If you've never heard of Bessie Smith, HBO is airing the highly anticipated biopic Bessie this Sunday, May 16, which stars Golden Globe winner and Oscar nominee Queen Latifah. Complicated, ballsy, passionate and ferocious, the biopic is a long time in the making and Latifah tackles Bessie Smith with all her might. Packed with an all-star cast, the movie includes Michael K. Williams, Tika Sumpter and Mo'Nique as another blues queen, Ma Rainey.
Written and directed by Dee Rees, known for her groundbreaking film Pariah, the Tennessee native talks to BET.com about the blues icon, Queen Latifah, same-sex love and more.
When did you first hear about Bessie Smith?
When I was a kid, my grandmother used to play Bessie Smith records. Also, there was this '70s vaudeville tribute album, it wasn't Bessie but it was people doing covers of Bessie and Ma Rainey. My grandmother introduced me to her. Plus, the idea that she's from Tennessee and I'm from Tennessee, I felt this kinship — a Tennessee woman. She's always been in my consciousness.
There isn't a lot of information on Bessie Smith, we don't even know her exact birth date.
Exactly! In starting the research, even her birthday is disputed. It came down to a census, whether or not they got it right, we don't know. The most challenging part was finding Bessie's voice. I went back to her songbook and tried to find the songs she wrote as a way to get into her psyche. The hardest part was reconstructing her own voice and not Bessie as other people saw her. In researching, I used text from women because I didn't want a guy's perspective. I didn't want a white guy's perspective on Bessie. I really wanted to look at the source, look at the times and try to ensemble her through the things that she touched, like relationships.
I love the film's handling of sexuality and drag. This is a time before an LGBT movement and LGBT identities, as we know it today. For you, what does the film say about sexuality?

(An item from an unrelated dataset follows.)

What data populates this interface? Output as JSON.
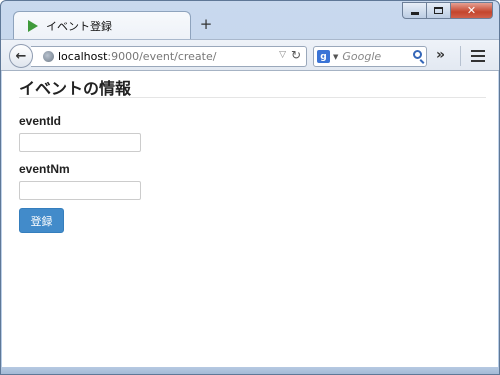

To me, it says that it's fluid. She loved women, she loved men — this open secret, like Ma Rainey performed in drag. You had buffet flats, which were known as queer spaces for Black people who couldn't go to white clubs. They rented out an apartment and they'd have a huge party where people could be who they wanted to be and love who they wanted to love. In some ways, people seemed freer then than they are now. Ma Rainey had songs about lesbian women. Bessie Smith had lyrics about gay men and women in a nonjudgmental way, it's just a statement. There was a song named "Sissy Man Blues," just the fact that they named a song that is radical. Bulldagger, sissy — whatever. Pejorative terms, maybe, but from these women the terms weren't meant in a derogatory way. Just think about all the artists from the Harlem Renaissance, many of them were from the community before there was a name for it.
There is some girl-on-girl affection in Queen Latifah and Mo'nique's roles. Do you think we are at a point in our culture where a film with two Black women kissing won't terrify or anger people?
I hope so because they do it in such an easy way. I wanted to show it as a loving relationship and not scandal. I think the way the characters are performed, so beautifully, I think [the audience] will get that it's loving, sensual, positive relationships. People should be able to watch it and not feel turned off at all because it's not gimmicky, it's authentically done.
You don't show Bessie Smith's death in the film. Why?
That was a choice. We filmed the journey with this woman. We've seen her get knocked down repeatedly and get back up. I wanted to give her the win. I wanted to end on a hopeful moment. I wanted to show to the very end that she was reaching and evolving. I didn't want to end on a note where she wasn't in charge of her future. I wanted to end on a moment where she was heroic, not tragic. The one thing people do know about Bessie Smith is the car accident. I don't want to tell people what they already know, I want to tell them the thing that they don't know. We're talking about her today not because of the car accident, but because of all her work.
In a beautifully shot scene, Queen Latifah is naked for the first time ever on screen. Was she nervous or concerned to do that scene?
I am sure she was nervous but at the end of the day, she did it. We talked about why it was necessary. I was just honored she would trust me enough to go there and trust me enough to see the artistry of it and to see why it was important to Bessie's character. At the end of the day, Latifah is completely immersed in the character. She's Bessie.
Can you sing the blues and not live the blues?
I don't think so... no matter what suffering is for you or no matter what feeling lost is for you — that is a kind of blues. You sing from things being lost. You sing from being in love. You sing from a point of being afraid. All of those emotions. I think everybody experiences the blues.
They always say, "The blues is a good woman feeling bad."
Yeah, I think the blues is a lot of things. I think it's the thing inside of you that can't quite express.
(Photos from left: HBO, Cindy Ord/Getty Images for HBO)